Found in rocky crevices near moisture, particularly common on talus slopes at the base of cliffs, often in shady places. Occasionally collected in the Sierra foothills south of Butte County between 2,000 and 4,000 feet elevation. It is known from the Arch Rock area and Cascade Creek in Yosemite, and in the hills below Sequoia National Park.


Cheilanthes siliquosa Maxon (Fig. 16)

Pellaea densa

Dense clusters of fronds 4 to 7 inches high arise from branched rhizomes. The slender shiny stalks reddish-brown in color, fronds triangular in outline, tri-pinnate, at least at the base, hi-pinnate on the remainder of the frond. Segments of pinnae about 1/4 inch long, varying from linear to nearly triangular in shape, normally coming to a point at both ends.

Found in exposed rocky places where the roots have access to moisture. Although not common in the Sierra, this species is widespread occurring from Sequoia National Park above Reflection Lake and Black Rock Pass northward into Oregon from 5,000 to 8,500 feet elevation. It has been observed in Yosemite beside many trails leading out of the valley as well as along the Crane Flat Road near the tunnels. It is also known in the Coast Range, and east to Montana, Wyoming, and eastern Canada, and from British Columbia.

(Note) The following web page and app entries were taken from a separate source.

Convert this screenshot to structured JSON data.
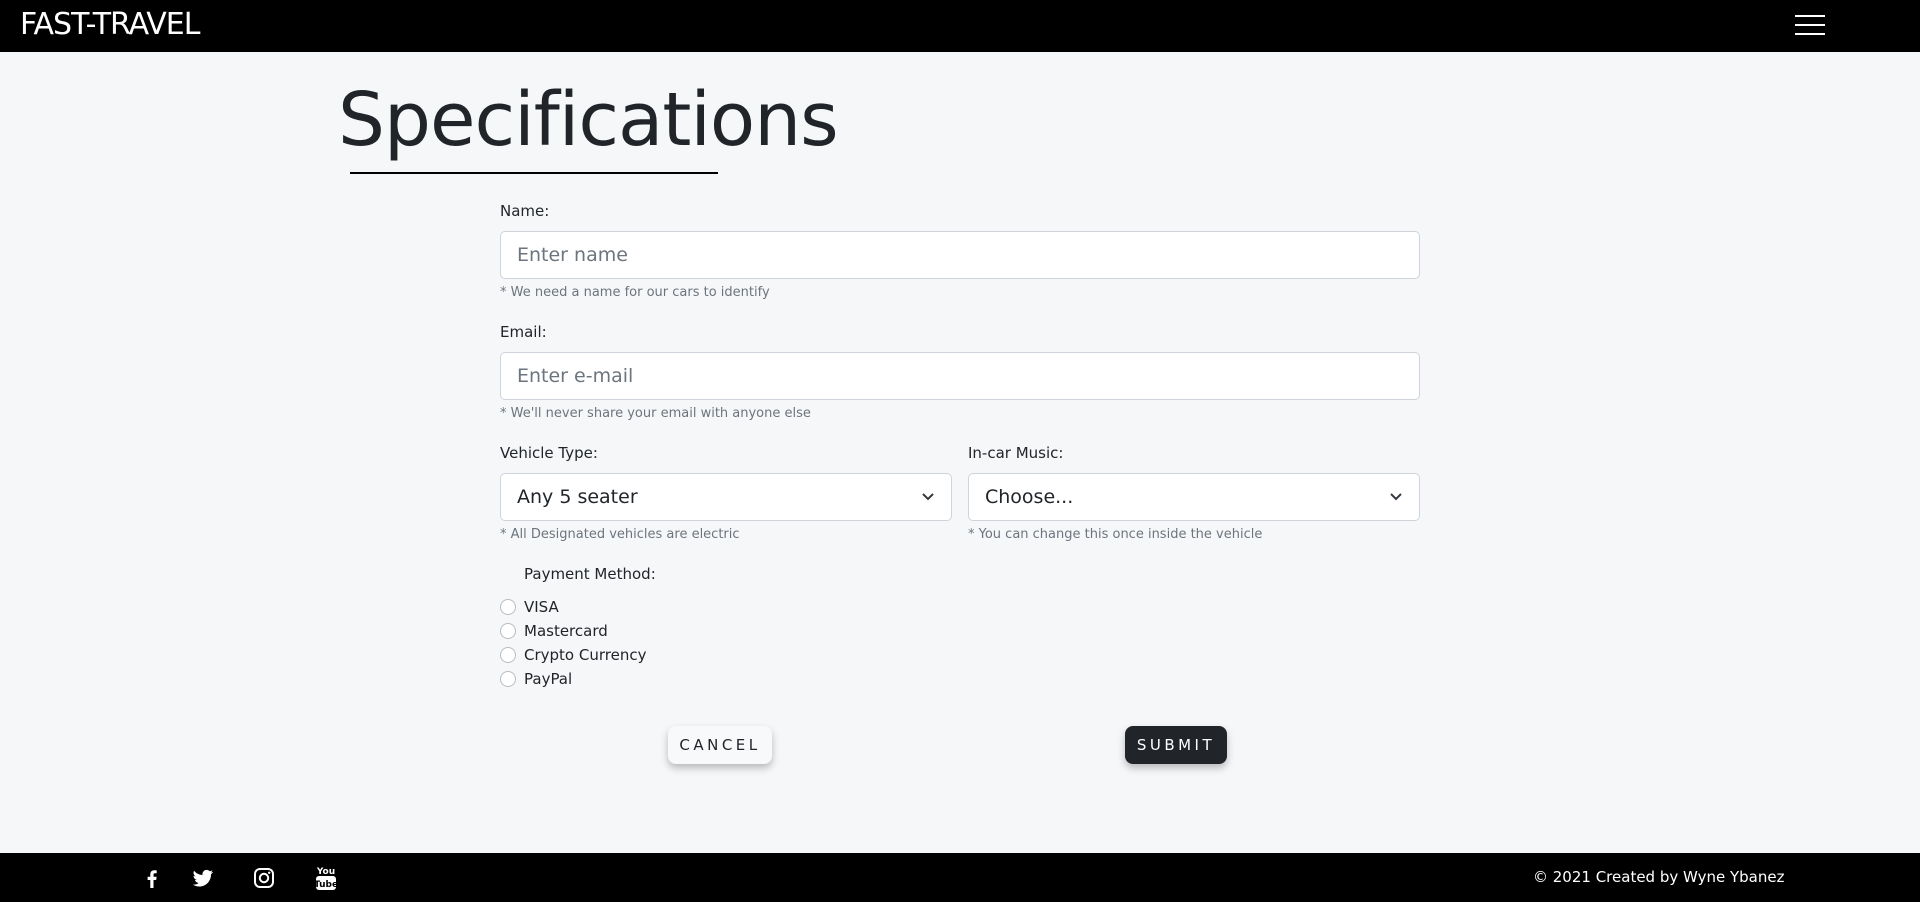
{
  "navbar": {
    "brand": "FAST-TRAVEL",
    "menu_icon": "hamburger-icon"
  },
  "page": {
    "title": "Specifications"
  },
  "form": {
    "name": {
      "label": "Name:",
      "value": "",
      "placeholder": "Enter name",
      "hint": "* We need a name for our cars to identify"
    },
    "email": {
      "label": "Email:",
      "value": "",
      "placeholder": "Enter e-mail",
      "hint": "* We'll never share your email with anyone else"
    },
    "vehicle_type": {
      "label": "Vehicle Type:",
      "selected": "Any 5 seater",
      "hint": "* All Designated vehicles are electric"
    },
    "music": {
      "label": "In-car Music:",
      "selected": "Choose...",
      "hint": "* You can change this once inside the vehicle"
    },
    "payment": {
      "label": "Payment Method:",
      "options": [
        {
          "label": "VISA",
          "checked": false
        },
        {
          "label": "Mastercard",
          "checked": false
        },
        {
          "label": "Crypto Currency",
          "checked": false
        },
        {
          "label": "PayPal",
          "checked": false
        }
      ]
    },
    "cancel_label": "CANCEL",
    "submit_label": "SUBMIT"
  },
  "footer": {
    "social": [
      "facebook-icon",
      "twitter-icon",
      "instagram-icon",
      "youtube-icon"
    ],
    "copyright": "© 2021 Created by Wyne Ybanez"
  }
}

Cheilanthes cooperae D. C. Eat. (Fig. 17)

Dense clusters of fronds, 3 to 12 inches high, pinnae hairy and sometimes glandular, stalks dark brown, fronds oblong-lanceolate, bi-pinnate, each pinnule oblong, notched or incised, 1/8 to 1/4 inch long.

Fig. 19 BEAD FERN (Cheilanthes covillei)
[click to enlarge]

Fig. 19 BEAD FERN (Cheilanthes covillei). Lower side of two fronds to show variation at one locality. Insert: Top view of bead-like segments.

Not common, occurring occasionally in cracks of limestone cliffs and rocky places in the Sierra Nevada foothills below 2,500 feet elevation. This fern is known from Hites Cove, Mariposa County, and in a few scattered locations from Eldorado County south into Mexico.


Cheilanthes covillei Maxon (Fig. 18, 19)

Plants 2 to 8 inches high, 1 1/2 inches wide at base or less, tri- or quadri-pinnate. Top of fronds green without hairs or scales, lower side: and stalk covered with chaffy scales white on young fronds, brown or older ones. Sori marginal on bead-like segments, nearly obscured by the scales. This species closely resembles C. gracillima in general appearance.

This species is also known as Coville’s Lip Fern. Found on rocky dry ridges, slopes and on peaks. Widely distributed in the Sierra from 2,500 to 6,500 feet elevation as well as in desert areas of southern California, in Arizona and Nevada,

Fig. 20 LACE FERN (Cheilanthes gracillima)
[click to enlarge]

Fig. 20 LACE FERN (Cheilanthes gracillima) Found in cracks of rocks in very dry places.

Utah and Lower California. It has been observed in Yosemite Valley at localities on the talus slope, on the south side of the valley near the western boundary of the park.


Cheilanthes gracillima D. C. Eat. (Fig. 20, 21)

Clustars of fronds 2 to 8 inches high arise from a single much-branched rhizome, the latter covered with brown papery scales. Stalks without hairs or scales, reddish-brown in color. Bi-pinnate fronds glabrous above, woolly beneath with leaf margins rolled to cover marginal sori. Pinnules more or less oval to linear, frequently with slight lobing, particularly the basal ones of each branch, which may be unevenly lobed.

Distributed in the Sierra from Sequoia to Lassen Volcanic National Parks, ranging from 2,500 to 6,000 feet elevation and is also known from the North Coast Ranges to Idaho and British Columbia. It may be observed in Yosemite along trails leading from Yosemite Valley, including the trail to Merced Lake near Nevada Falls.

Fig. 21 LACE FERN (Cheilanthes gracillima)
[click to enlarge]

Fig. 21 LACE FERN (Cheilanthes gracillima). Upper: One rhizome with several fronds. Lower: Upper side of one frond.

Next: CryptogrammaContentsPrevious: Athyrium

Home A - Z FAQ Online Library Discussion Forum Muir Weather Maps About Search
Online Library: Title Author California Geology History Indians Muir Mountaineering Nature Management